At the end of each week you tear off the bottom corner to open directly to the current week easily.

At the bottom of the left page is a lined space for lists and notes.

The weekly pages go from January to the end of December 2013. After the weekly pages there is a monthly calendar for January 2014 for forward planning.

Then there is an anno-planner for all of 2014 to easily plan into the next year:

Next come the maps, and you know I love Quo Vadis's detailed maps!  These are just two of them:
There are also full-page maps of Canada, the US, South America, Australia and New Zealand,  Europe, Asia, and Africa. There is one lined Notes page.

The back page of the book has a handy reference calendar for last-this-next year. Tucked into the back cover is a removable address book:
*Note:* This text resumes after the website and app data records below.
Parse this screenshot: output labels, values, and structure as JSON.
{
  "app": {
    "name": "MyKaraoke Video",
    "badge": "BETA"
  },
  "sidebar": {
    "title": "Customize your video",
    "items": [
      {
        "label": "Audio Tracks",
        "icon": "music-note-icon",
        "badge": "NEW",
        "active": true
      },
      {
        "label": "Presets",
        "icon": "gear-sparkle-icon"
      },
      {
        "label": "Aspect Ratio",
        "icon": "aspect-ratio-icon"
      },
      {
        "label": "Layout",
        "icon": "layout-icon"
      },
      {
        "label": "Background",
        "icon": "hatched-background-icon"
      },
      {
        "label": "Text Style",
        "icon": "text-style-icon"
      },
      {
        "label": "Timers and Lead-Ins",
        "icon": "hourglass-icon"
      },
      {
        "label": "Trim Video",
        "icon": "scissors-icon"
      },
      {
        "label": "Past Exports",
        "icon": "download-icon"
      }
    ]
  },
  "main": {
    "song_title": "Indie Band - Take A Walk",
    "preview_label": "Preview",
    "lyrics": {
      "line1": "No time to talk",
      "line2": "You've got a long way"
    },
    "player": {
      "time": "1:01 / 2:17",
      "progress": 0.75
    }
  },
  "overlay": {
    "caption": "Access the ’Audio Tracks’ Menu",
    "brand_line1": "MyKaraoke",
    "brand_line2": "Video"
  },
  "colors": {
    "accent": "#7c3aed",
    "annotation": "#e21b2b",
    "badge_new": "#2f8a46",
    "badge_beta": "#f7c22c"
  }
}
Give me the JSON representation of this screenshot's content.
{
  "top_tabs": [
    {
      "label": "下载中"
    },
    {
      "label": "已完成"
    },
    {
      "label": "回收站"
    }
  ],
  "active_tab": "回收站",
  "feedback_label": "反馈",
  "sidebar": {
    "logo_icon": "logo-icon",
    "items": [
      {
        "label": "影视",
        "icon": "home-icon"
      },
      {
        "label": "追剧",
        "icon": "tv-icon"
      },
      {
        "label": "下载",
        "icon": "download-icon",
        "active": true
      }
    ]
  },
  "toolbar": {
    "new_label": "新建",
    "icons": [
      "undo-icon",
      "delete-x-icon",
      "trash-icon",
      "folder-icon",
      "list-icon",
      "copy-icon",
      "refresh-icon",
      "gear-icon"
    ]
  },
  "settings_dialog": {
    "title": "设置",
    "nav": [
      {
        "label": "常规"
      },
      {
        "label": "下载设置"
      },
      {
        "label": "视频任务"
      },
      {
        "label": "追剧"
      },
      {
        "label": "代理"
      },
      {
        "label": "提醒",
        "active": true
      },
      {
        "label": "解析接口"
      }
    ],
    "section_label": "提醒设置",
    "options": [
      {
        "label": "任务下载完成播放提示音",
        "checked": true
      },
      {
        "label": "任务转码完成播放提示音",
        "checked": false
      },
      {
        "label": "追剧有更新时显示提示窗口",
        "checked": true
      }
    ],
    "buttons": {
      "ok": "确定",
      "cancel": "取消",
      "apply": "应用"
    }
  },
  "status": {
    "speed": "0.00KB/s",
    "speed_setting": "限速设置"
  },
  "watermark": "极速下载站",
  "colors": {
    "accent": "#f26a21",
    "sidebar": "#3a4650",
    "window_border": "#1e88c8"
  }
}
The booklet has A-Z tabs for contacts but could just as easily be used for notes.
Quo Vadis does make Notes insert booklets that fit the Hebdo (which is the same size as the Minister and Scholar) but I don't know where to buy them. You can check the retailers who sell Quo Vadis or contact the company for more info.

The 2013 Hebdo planner isn't available for purchase quite yet, but keep your eye on the Quo Vadis Hebdo product page and check retailers. I'm not entirely sure but I think they will ship mid-May.  In addition to this Texas cover, the Hebdo will also be available in the Club, Soho and Duo Leather covers.

The Texas cover will be available on all of the Quo Vadis 2012-2013 Academic and 2013 calendar-year planners.

Huge, enormous thanks to Karen at Exaclair for sending me this planner as a sample to review!!  I love the planner and the cover, and I feel enormously privileged to have the opportunity to review this new addition to the excellent Quo Vadis line!

Wednesday, April 18, 2012

Collins Academic 18-month weekly diary

Many thanks to Collins for giving me this diary as a sample to review!

Many academic-year diaries are aimed at students. This is the first one I've seen aimed at academic professionals.

This weekly diary has a hard cover and measures a little larger than A5 at 6 inches wide and 8 1/2 inches tall.

Inside the front cover there is a overview planner for all of the 2012-2013 academic year.

Here is the table of contents showing the huge number of information and reference pages.  There's loads of info that would be useful to professors and other academic professionals.

There's travel information for the UK with reference phone numbers:

There are four Term planners for plotting your schedule:

Here's just one example of the many information pages in the book:

The weekly format has lined but not timed day spaces with holidays printed on the days:
The weekly pages go from the beginning of July 2012 all the way through the end of December 2013.

At the end of the weekly pages there is a forward planner for 2014:

There are monthly account pages:

And an accounts summary page, and several pages for notes:
The last page of the book is for frequently used numbers, for easy reference

Inside the back cover of the book there is a year overview planner for the 2013-2014 academic year:

The book is very professional looking. There is a real ribbon page marker to mark the current week.

This planner I've shown is the 35M, which has a new look according to the website. Click here for this product's page.  I don't know if the image shown on the website is the actual cover or a removable label page.

Click here to see the entire selection of Collins academic and mid-year diaries.

Thanks again to Collins!